Coronavirus: KQ sends workers on unpaid leave, CEO, top managers to take pay cut
Kenya Airways (KQ) on Saturday said that top managers including the airline’s Chief Executive Allan Kilavuka would take a pay cut while a majority of workers will proceed on leave as the coronavirus pandemic bites.
Kilavuka said he would take an 80 percent pay cut while top managers’ salaries would be slashed by 75 percent to cushion the firm from further losses in the wake of the coronavirus pandemic.
“My communication on March 17 regarding the 25 per cent pay cut for the Leadership Team and 35 per cent for myself has been superseded as the situation has evolved significantly and they will now be subjected to a 75 percent pay cut and I will get an 80 percent pay cut,” said Kilavuka.

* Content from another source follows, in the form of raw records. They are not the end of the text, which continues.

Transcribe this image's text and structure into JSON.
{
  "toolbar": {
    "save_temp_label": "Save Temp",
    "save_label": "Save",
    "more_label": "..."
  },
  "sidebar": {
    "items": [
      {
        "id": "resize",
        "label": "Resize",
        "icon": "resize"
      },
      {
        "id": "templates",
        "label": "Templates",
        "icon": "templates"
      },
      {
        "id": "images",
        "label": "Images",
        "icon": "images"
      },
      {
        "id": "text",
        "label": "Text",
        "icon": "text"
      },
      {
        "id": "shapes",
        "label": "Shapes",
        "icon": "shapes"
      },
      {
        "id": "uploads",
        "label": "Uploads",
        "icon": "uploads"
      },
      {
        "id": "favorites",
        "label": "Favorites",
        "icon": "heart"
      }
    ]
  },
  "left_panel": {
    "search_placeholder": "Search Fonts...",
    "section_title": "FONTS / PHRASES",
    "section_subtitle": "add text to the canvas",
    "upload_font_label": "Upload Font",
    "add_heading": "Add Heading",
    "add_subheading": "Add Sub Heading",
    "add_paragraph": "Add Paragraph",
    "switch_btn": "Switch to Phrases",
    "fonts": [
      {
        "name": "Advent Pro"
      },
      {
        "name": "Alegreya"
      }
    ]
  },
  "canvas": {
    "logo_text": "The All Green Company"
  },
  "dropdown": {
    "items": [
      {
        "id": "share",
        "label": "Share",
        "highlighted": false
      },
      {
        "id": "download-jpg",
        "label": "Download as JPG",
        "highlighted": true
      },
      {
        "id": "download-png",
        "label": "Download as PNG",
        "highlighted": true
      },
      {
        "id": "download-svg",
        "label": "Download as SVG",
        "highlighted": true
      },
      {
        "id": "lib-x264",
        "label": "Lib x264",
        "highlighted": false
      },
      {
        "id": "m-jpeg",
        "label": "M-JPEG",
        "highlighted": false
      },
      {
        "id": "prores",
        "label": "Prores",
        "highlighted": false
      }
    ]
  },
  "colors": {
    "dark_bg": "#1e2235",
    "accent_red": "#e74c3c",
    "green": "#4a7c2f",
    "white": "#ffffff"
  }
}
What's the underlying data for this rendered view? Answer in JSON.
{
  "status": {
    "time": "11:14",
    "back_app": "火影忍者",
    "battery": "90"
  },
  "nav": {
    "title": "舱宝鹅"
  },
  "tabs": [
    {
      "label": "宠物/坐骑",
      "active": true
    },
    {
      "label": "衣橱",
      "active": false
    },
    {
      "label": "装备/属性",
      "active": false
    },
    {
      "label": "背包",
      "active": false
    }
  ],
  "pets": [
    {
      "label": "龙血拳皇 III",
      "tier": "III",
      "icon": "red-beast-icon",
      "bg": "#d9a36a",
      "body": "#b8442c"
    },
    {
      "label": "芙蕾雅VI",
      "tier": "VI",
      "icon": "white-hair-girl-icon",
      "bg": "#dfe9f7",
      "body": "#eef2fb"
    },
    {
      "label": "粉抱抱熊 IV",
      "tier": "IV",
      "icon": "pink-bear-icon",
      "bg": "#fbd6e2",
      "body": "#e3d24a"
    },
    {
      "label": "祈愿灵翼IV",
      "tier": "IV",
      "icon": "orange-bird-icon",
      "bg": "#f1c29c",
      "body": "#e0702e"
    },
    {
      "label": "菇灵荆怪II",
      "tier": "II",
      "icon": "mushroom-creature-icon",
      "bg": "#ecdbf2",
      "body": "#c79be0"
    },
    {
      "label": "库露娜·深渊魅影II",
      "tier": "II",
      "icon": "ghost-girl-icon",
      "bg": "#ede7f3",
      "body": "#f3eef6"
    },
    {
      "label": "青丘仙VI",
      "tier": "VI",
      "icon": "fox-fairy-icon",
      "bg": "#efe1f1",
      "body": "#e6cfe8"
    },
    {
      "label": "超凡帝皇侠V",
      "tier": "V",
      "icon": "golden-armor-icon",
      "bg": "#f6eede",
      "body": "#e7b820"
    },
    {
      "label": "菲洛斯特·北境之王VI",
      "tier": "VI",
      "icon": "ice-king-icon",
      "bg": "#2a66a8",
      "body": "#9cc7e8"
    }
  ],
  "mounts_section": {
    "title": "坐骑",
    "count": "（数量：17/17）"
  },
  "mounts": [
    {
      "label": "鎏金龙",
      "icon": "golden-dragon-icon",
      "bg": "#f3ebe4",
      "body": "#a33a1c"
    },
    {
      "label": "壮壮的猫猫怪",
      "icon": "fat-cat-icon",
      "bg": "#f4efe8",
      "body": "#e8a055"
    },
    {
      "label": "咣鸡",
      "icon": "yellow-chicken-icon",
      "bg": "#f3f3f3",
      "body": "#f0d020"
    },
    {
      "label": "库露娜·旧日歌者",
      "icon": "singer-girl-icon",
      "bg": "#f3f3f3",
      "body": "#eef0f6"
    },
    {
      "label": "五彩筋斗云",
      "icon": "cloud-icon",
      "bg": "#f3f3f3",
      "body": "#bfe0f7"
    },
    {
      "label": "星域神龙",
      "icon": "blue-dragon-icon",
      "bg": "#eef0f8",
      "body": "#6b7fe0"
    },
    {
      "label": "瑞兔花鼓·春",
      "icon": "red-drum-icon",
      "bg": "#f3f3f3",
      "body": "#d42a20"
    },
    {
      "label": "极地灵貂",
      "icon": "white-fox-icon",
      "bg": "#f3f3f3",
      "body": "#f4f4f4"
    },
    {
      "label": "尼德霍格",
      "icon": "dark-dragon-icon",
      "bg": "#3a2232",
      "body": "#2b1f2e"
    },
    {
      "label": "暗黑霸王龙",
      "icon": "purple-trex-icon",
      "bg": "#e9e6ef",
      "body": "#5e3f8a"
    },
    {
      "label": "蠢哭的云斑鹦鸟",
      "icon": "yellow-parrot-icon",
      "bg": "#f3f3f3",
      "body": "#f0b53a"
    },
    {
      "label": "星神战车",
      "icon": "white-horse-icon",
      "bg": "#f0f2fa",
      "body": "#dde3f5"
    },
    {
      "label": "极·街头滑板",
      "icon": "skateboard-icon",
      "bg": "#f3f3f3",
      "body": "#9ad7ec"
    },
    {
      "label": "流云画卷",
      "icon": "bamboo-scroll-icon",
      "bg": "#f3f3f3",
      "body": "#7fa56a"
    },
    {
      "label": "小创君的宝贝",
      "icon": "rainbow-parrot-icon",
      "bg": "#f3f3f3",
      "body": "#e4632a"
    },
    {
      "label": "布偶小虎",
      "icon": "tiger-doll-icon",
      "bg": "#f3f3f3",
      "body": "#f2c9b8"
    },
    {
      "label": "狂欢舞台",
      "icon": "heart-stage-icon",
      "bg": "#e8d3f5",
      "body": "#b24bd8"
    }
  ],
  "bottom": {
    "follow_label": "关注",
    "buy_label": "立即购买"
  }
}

The CEO also announced unpaid leave for a number of employees from April 1 until the situation changes for the better as the world battles the deadly virus.
“All employees who will not be required at work will take their annual leave with immediate effect,” he added.
Decision on layoffs had been stayed
“Beginning April 1, all employees at grade H06 and above will be on a week paid and three weeks’ unpaid leave while those at H05 and below will be on two weeks paid and two weeks’ unpaid leave.”
He said a decision on layoffs had been stayed.
“We are therefore not taking any decision on layoffs. Instead, we would like everybody to participate in taking a salary reduction and paid and unpaid leave,” the CEO said.
Kilavuka said the new measures were not punishments, but measures in response to the ongoing debacle and will change once the situation normalises and the firm is able to make a profit in the near future.
He added that the company has held discussions with the Unions and have agreed in principle on how best to cushion their staff. “Our engagements are still ongoing and will be concluded in the next few days.”
To help mitigate against the inevitable financial adjustments, the CEO said he had requested key banks and Saccos to extend a moratorium on loans employees may be servicing, covering their principal sum and interest for a period of 6 months.
The airline industry is facing its biggest crisis with several airlines on the brink of collapse after being forced to cancel services as travel demand dries up.